Last year, for example, after trying to elope with his girlfriend from a higher-caste family, a young man by the name of Nabaraj Bika, 21, was chased into a river with a number of his friends. Bika, a member of the Sudra caste, and five of his friends were brutally murdered. Although Nepal outlawed caste-based discrimination more than a decade ago, members of the lower castes face unthinkable acts of horror on a regular basis. The caste system is embedded deep within Nepal’s cultural DNA, and court rulings will do little to change this unfortunate fact.
Learned helplessness deep in the Himalayas

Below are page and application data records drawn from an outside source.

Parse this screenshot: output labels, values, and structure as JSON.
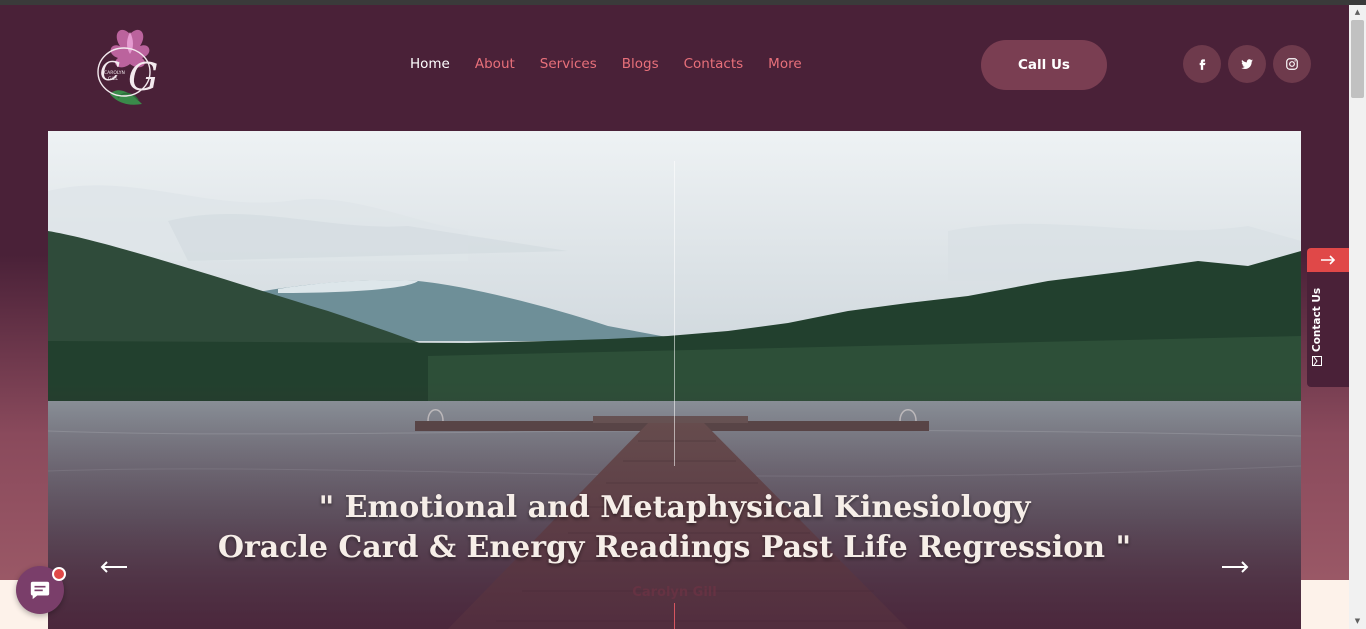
{
  "header": {
    "logo_text": "Carolyn Gill",
    "nav": [
      {
        "label": "Home",
        "active": true
      },
      {
        "label": "About"
      },
      {
        "label": "Services"
      },
      {
        "label": "Blogs"
      },
      {
        "label": "Contacts"
      },
      {
        "label": "More"
      }
    ],
    "call_button": "Call Us",
    "social": [
      "facebook-icon",
      "twitter-icon",
      "instagram-icon"
    ]
  },
  "hero": {
    "line1": "\" Emotional and Metaphysical Kinesiology",
    "line2": "Oracle Card & Energy Readings Past Life Regression \"",
    "subtitle": "Carolyn Gill",
    "prev_arrow": "arrow-left-icon",
    "next_arrow": "arrow-right-icon"
  },
  "side_tab": {
    "label": "Contact Us",
    "arrow": "arrow-right-icon"
  },
  "chat": {
    "icon": "chat-icon",
    "has_notification": true
  },
  "colors": {
    "background": "#4a2138",
    "accent": "#e8707a",
    "button": "#7a3e52",
    "alert": "#e04848"
  }
}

Learned helplessness occurs when an individual is repeatedly subjected to a harmful stimulus that he or she cannot escape. Although learned helplessness is more often recognised at an individual level, it also exists at a societal level. Take North Korea, for example, where millions of people lack agency. Citizens live in extreme poverty and are subjected to inordinate amounts of propaganda. For the vast majority of North Koreans, the ability to function as a truly autonomous individual does not exist.
The writer Vikas Shah notes that “(e)very dictatorship in the world is an example of a society exhibiting learned helplessness, from Nazi Germany to the current regime in North Korea, citizens have all but accepted they have no control over their environment- and become passive (and hence open to manipulation and control).”
While the Nepalese government is busy telling the world that the virus is under control, the country’s citizens, especially those from lower castes, are being left to fend for themselves. They know better than to rely on the government for assistance. They have been here before, many times. Help never comes. The political class excel in the art of delivering false promises.
They say that a country is only as healthy as its citizenry, but the reverse is also true. A citizenry is only as healthy as the rules under which it is forced to comply.
The country of Nepal rests on a major fault line, meaning earthquakes are inevitable. However, the political system also appears to sit on a fault line. Over the last two decades, twenty different governments have ruled the country. This is the highest turnover rate in all of South Asia. If injustices are to be addressed, stability is required. Nepal is a country steeped in chaos, and, as the COVID crisis so clearly demonstrates, the chaos is harming the most vulnerable.
Many Nepalese people are ashamed of caste-based discrimination, yet it is a fundamental part of daily existence. It is practiced both consciously and unconsciously. Thinking, behaviours, and actions are all tainted by caste-based norms. The Dalits, the lowest of the caste members, tend to survive on a hand-to-mouth existence. They are, rather callously, referred to as the “untouchables.” The majority of these people are employed via a daily wage system, making the idea of saving money little more than a cruel joke. With no financial reserves, millions of Nepalese are only ever a day away from utter ruination. Although the government offers relief packages to Dalits and allowances for disabled groups, the relief packages are not always confirmed, and the allowances are simply inadequate for survival.
Even when the government tries to “help,” it ultimately fails in such a catastrophic, embarrassing manner. Is it any wonder that so many Nepalese have fled the country, many to never return again?